Here's What Made The Buick 3800 V6 So Special

American automaker Buick launched the Special in 1962 — the first American car with a standard V6 gasoline engine. Parent company General Motors called its newest V6 engine the "Fireball," a derivative of Buick's 215 cubic-inch (3.5-liter) aluminum V8. 

The new V6 and V8 engines were mostly the same, apart from two fewer cylinders and the former having a cast-iron block instead of aluminum. However, Buick dropped the V8 just two years after its initial release, and its V6 twin became an icon in American car culture.

It wasn't all honey and roses for Buick's new V6: The cast-iron block had a 90-degree cylinder bank angle, while the firing sequence was for a 120-degree pattern, giving the Fireball V6 a distinctive vibration. Instead of shoehorning a balance shaft to counter the shakes, GM engineers went for softer engine mounts to bring sanity amidst the chaos.

Despite its inherent shortcomings, the Buick V6 had stellar fuel efficiency and reliability, inspiring Buick to continue improving its strengths in the following years. For instance, the engine finally received an even-fire offset-pin crankshaft in 1977 to solve its characteristic shaking.

Welcome turbocharging

Even before the dawn of forced induction or turbocharging, the Buick 3800 V6 engine gained notoriety for being a workhorse. 1978 welcomed the Buick Regal and LeSabre Sport with a turbocharged 3.8-liter V6, good for about 165 horsepower. Buick upgraded the V6 with fortified connecting rods, a new flywheel, and a reconfigured harmonic balancer in 1981 — a precursor of what was coming a year after.

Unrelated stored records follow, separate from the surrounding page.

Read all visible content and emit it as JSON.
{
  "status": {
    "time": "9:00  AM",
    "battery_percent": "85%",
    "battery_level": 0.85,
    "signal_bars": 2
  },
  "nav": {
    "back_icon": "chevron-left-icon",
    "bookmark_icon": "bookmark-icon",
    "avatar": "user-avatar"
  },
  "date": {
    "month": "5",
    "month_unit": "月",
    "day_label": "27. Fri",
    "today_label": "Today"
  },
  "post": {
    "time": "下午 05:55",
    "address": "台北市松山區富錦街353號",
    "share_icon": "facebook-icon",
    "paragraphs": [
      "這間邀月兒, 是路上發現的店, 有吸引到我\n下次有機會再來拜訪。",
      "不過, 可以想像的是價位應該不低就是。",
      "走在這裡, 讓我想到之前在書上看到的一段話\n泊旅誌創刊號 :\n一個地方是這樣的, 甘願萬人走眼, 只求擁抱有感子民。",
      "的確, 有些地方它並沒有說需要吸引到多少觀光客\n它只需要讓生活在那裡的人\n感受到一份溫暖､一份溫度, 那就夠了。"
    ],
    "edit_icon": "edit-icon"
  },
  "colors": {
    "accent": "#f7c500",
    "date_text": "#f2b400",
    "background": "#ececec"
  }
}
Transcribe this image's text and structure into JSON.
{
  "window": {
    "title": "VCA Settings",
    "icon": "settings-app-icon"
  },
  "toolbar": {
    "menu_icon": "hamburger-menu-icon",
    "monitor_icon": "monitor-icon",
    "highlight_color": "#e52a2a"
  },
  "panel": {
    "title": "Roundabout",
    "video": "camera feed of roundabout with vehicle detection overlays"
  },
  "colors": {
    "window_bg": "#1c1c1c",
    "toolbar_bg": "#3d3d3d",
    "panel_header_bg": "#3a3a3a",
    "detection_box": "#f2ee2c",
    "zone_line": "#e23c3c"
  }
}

In 1982, Buick debuted the Regal T-Type and Grand National, equipped with a turbocharged V6 with up to 180 horsepower. But in 1987, Buick dropped the gauntlet with the GNX (Grand National eXperimental), a more hardcore Grand National with 276 horsepower. It may not sound like a lot in this modern world of 1,000-horsepower supercars, but 276 horses was a big deal in 1987.

With that much power, the GNX went from 0-60 mph in 4.7 seconds, enough to shame Italian exotics like Ferraris and Lamborghinis on the dragstrip at the time. In addition, it conquered the quarter mile in about 13 seconds, a remarkable feat for what is conceivably a practical, comfortable, and fun-to-drive roundabout.

Continuous engine improvements

The Buick V6 received an internal makeover in 1988, the same year that Buick rolled out its "3800 V6" branding. It gained a new balancer shaft, a steel camshaft, low-tension piston rings, and an electronic EGR (Exhaust Gas Recirculation) to lower emissions. The Series II model came in 1995 with even more improvements, like a higher 9.4:1 compression ratio, lightweight pistons, a new & lighter engine block, and a plastic intake manifold.

Buick's longstanding 3800 V6 would continue in the 2000s as the Series III L26 variant in the Buick LaCrosse, Lucerne, and Pontiac Grand Prix. However, production for the Buick 3800 V6 ended in 2008 to make room for the all-new, naturally-aspirated LZ4 3500 OHV V6/LY7 3600 DOHC supercharged V6 with overhead camshafts, variable valve timing, and aluminum blocks.

The Buick 3800 V6 was so good that GM retired it 10 years beyond its initial 1999 estimate. Moreover, the numerous improvements over its decades-long lifespan have made it among the smoothest-operating V6 gas engines in production, earning the Ward's 10 Best Engines of the 20th Century award for its sturdy build quality, silent operation, and easier serviceability.